Tales from a 20-something vintage clothing shop owner
I opened my first clothing shop, the vintage store Beaucoup Vintage, in May 2010. I was 27 and had literally zero business experience, unless you count the lemonade stand I ran when I was 5, when my only mark of success was making enough coin to get my granddad to take me to 7-11 for a Slurpee (I don’t).
Being a small business owner been the biggest and most rewarding challenge of my life. Since then, I’ve combined my vintage business with another local consignment shop. I was able to add an amazing business partner to my life and subtract half the amount of work. It was a necessary and invaluable business move and one I wouldn’t have dreamed I could accomplish when I first started out. That’s two businesses in two years but all the lessons remain the same. And there are lots of lessons: some crazily great, some miserably hard, and still more complete surprises. Here are a few of those I learned quickly.
It can be boring
Don’t get me wrong – there’s always something I could be doing. I could be getting a head start on my holiday marketing plans or organizing the office supply cupboard. Sometimes though, the clothes are steamed and on the racks, the counters are dusted, Facebook has been updated and the bags are stamped and maybe the shop is slow. So then I’m left with…time. I think there is an idea that small business owners are these frazzled, overworked, always busy stress balls (and I’m sure there are those) but I learned quickly that if I manage my time well and keep productive habits, I’m able to get a lot done in a short amount of time. Not a bad problem to have, but still. The occasional lonely afternoon took me by surprise at first.
Trends will surprise you
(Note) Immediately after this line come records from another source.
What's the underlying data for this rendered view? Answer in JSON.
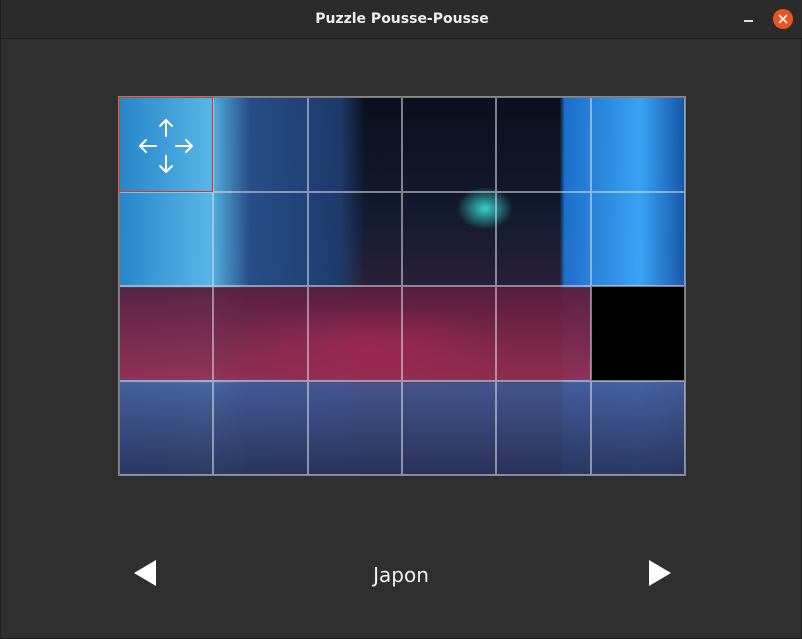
{
  "window": {
    "title": "Puzzle Pousse-Pousse"
  },
  "titlebar": {
    "minimize_icon": "minimize-icon",
    "close_icon": "close-icon",
    "close_color": "#e95420"
  },
  "puzzle": {
    "name": "Japon",
    "columns": 6,
    "rows": 4,
    "empty_tile": {
      "row": 2,
      "col": 5
    },
    "selected_tile": {
      "row": 0,
      "col": 0
    },
    "selected_color": "#d9362b",
    "move_icon": "move-arrows-icon"
  },
  "navigation": {
    "prev_icon": "triangle-left-icon",
    "next_icon": "triangle-right-icon"
  }
}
When I first opened, I bought anything if it was vintage: ’80s polyester elastic waist dresses, muumuus, floor length corduroy skirts and everything in-between. I quickly realized though that just because something is vintage, it doesn’t meant it’s sellable. What took me longer to figure out was the nature of trends within vintage buying and selling. When I first opened in 2010, Mad Men was still in its 1950s Betty Draper phase and you better believe I stocked up on floral, a-line, cinched waist dresses. Over the years, though, that flirty, feminine frock has fallen out of favor. Instead, high waisted cut-offs, mini dresses and Baja hoodies are hot. I may be selling clothes from another era but what sells is still dictated by today’s trends.
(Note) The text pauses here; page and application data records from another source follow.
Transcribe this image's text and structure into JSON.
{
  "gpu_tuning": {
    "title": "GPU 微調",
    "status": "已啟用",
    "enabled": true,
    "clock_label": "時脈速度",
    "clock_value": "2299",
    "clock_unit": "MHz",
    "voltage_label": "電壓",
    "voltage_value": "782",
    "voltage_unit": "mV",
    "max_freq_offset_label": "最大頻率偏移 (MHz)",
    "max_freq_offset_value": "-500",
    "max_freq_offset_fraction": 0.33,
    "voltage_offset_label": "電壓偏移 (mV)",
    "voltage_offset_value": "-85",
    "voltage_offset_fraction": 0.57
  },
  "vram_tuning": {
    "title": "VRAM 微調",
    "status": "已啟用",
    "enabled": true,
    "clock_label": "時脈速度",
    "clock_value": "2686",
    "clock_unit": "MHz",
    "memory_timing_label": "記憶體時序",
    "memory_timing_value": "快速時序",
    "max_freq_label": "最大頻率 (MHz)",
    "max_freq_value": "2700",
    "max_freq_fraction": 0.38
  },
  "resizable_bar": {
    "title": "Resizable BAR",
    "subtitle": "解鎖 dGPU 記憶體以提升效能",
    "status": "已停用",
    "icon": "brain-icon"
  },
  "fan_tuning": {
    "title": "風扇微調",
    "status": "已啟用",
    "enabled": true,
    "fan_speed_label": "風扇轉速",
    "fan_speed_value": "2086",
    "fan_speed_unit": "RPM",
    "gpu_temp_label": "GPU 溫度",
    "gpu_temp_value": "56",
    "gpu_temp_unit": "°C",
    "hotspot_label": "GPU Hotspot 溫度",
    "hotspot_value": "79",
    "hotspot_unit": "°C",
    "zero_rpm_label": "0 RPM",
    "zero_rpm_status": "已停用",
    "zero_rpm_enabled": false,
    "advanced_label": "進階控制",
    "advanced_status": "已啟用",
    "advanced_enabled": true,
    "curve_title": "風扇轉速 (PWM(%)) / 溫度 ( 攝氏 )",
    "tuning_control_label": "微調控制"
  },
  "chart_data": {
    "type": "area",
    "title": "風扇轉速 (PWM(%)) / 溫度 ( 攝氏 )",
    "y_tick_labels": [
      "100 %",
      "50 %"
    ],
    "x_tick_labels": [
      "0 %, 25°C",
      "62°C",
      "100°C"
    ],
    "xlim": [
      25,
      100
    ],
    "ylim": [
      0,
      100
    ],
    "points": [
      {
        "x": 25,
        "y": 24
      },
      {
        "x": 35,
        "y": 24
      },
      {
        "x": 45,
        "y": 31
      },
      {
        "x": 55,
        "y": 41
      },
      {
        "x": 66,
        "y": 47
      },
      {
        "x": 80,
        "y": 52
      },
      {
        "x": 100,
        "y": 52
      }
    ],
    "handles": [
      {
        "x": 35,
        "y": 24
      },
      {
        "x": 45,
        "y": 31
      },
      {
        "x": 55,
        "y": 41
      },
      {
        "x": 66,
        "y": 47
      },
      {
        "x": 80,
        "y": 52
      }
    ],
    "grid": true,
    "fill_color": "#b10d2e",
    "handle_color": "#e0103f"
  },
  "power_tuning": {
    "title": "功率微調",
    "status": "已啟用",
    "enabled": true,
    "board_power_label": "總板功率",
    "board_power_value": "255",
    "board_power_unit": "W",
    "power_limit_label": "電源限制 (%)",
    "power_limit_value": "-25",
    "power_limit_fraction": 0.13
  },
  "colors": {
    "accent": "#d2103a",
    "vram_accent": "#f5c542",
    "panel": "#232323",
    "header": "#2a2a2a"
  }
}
Having the door open again in the spring is the best feeling in the world
Everyone warns you that the winter months in retail are financially brutal. And they are: shoppers are cuddled up in bed, basking in their post-holiday glow and uninterested in taking off their 5 layers of outerwear to try on a pair of jeans at a store. What no one tells you, though, is how absolutely, mind-blowingly intoxicating it is to open the shop on that first 73 degree day and bask in the simple joy of keeping the door propped open all day. It’s both a literal and symbolic gesture of renewal. It allows for fresh air and for the promise of busier days.
A tangle of hangers is literally the most frustrating thing in the world
When I first opened the store, I knew filing taxes, re-folding sweaters and sweeping the floor would cause me some level of grief but never did I know true agony until I tried pulling a single hanger from the top of a box of many hangers. Each hook catching on the next arm until there’s a Barrel of Monkeys situation happening in my back room and I don’t even WANT to play Barrel of Monkeys because what was the point of that game, anyway?!? If I get myself into a hanger situation as described above, I have to walk away for a few minutes to clear my head before going back in. Otherwise, hangers get thrown and hangers get broken.
The feeling of pride is unparalleled
I bet watching your son or daughter walk across the stage receiving a diploma for graduating medical school makes a parent really proud. (I’m guessing, as I’ve never had a child nor have I even been to a medical school graduation.When I feel the most proud—when my heart is so happy and my head is in the clouds— is when I’m out to dinner and I see a girl walk in wearing the 70s plaid sundress she bought at the store that same day. She loved that dress so much that she went home to put it on so she could wear it on a Saturday night date with her boyfriend! To her, that’s as simple as she just bought a cute new dress and wanted to wear it. To me, though, it’s a stamp of approval and a vote of confidence. It’s validation that my life’s passion gives others even a small amount of joy.
If I allow myself a minute of reflection, things start to get super surreal inside my brain. Think about it: I go searching for old clothes and then put a price on them and hang them inside a building and people walk into that building and pay me money to take those clothes away. Is that REAL? It is real! I made it real! I mean, I obviously didn’t invent vintage retail but I invented that store. I’m grateful every day I open that door in the mornings, even if it’s not always warm enough outside to keep it that way.
Megan Parry is a shop owner and freelance writer living in Virginia. She loves Miami, french fries and Taylor Swift. She’s got an Art History degree, a cat whose affection she is constantly seeking, and a bomb bookclub. You can find more of her writing on her website.
[image via Shutterstock]